Stephen King, at his best, knows this. Things which are plain silly can–viewed at the right angle, with the right attitude, with a clear sense of how to peel back the comforting skin of the everyday and expose an uncanny horror underlying every mundane detail–be terrifying. Early on in Isolation, we watch farmer Dan try to help a cow through a very, very trying birth–the calf stuck, a strange pulley contraption hooked up to the hooves protruding from the mother’s nether regions, we see the calf finally extricated but now not breathing swung about by the hooves until it gasps… and as grotesque, weird, scary as this scene plays out, nothing in it is really that particularly distant from certain realities of animal husbandry. Even without fears of gm tech run amok, I was already knuckled under the real grotesquerie of the farm.

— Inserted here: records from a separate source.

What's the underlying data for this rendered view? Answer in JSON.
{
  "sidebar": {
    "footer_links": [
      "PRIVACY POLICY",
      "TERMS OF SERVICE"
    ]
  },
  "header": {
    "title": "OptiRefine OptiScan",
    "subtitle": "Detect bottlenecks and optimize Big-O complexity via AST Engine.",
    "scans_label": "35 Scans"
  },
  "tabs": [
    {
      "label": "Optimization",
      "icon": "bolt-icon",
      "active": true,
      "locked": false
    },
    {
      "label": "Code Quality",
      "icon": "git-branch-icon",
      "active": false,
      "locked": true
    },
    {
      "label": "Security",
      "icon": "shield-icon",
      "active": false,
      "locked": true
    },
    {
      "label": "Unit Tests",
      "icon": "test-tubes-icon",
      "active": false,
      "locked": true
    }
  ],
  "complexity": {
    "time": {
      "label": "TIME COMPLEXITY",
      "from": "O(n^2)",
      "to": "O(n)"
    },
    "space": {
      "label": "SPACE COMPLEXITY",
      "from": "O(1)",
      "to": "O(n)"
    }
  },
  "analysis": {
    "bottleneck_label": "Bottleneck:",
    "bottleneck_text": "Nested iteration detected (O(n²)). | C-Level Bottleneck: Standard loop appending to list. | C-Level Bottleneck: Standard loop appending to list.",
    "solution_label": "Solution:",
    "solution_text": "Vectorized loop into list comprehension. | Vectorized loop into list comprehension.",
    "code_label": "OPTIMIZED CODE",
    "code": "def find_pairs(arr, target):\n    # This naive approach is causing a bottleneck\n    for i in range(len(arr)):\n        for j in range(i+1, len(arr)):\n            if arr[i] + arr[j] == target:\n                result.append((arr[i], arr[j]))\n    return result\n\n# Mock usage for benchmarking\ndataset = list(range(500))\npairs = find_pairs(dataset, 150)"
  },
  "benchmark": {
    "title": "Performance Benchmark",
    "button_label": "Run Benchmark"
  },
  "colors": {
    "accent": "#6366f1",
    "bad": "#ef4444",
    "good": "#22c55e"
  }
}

I dug it. Meanwhile, the adaptation of Scott Simon’s The Ruins, a novel I really enjoyed, is utterly faithful and, I thought, terribly flat. Its unlikely antagonist (minor spoiler) is an ancient sentient plant. The novel grimly takes its premise as a vehicle for grim focus on the (bad upon bad upon bad) decisions made by the protagonists trapped on the pyramid, served up for the mean plant, and with loving detail does exactly to the body (and threats of intrusion and the mess of it all) what Isolation does so well… but the movie is forced to rush–it takes us 15 minutes to get on the pyramid, then we have to rush to get to the threat, and then we kind of rush over (rather than agonize through) each bad decision, and… well, the film too quickly buckles from the burden of the inherently ridiculous premise.
What allows horror to escape its own ludicrous grounds is when that central premise (the cow, the plant, the alien, the Thing) creeps in from the sideview and is first felt at the edge of the protagonists’ consciousness. These heroes begin to feel uncomfortable in their own skins (quite literally, often), and every detail of their life is infused with a sense of dread. Once that dread is accomplished… hell, angry rabbits could scare me. The thing isn’t the thing, if you know what I mean: the monster is a means to an end.
Check out those cows.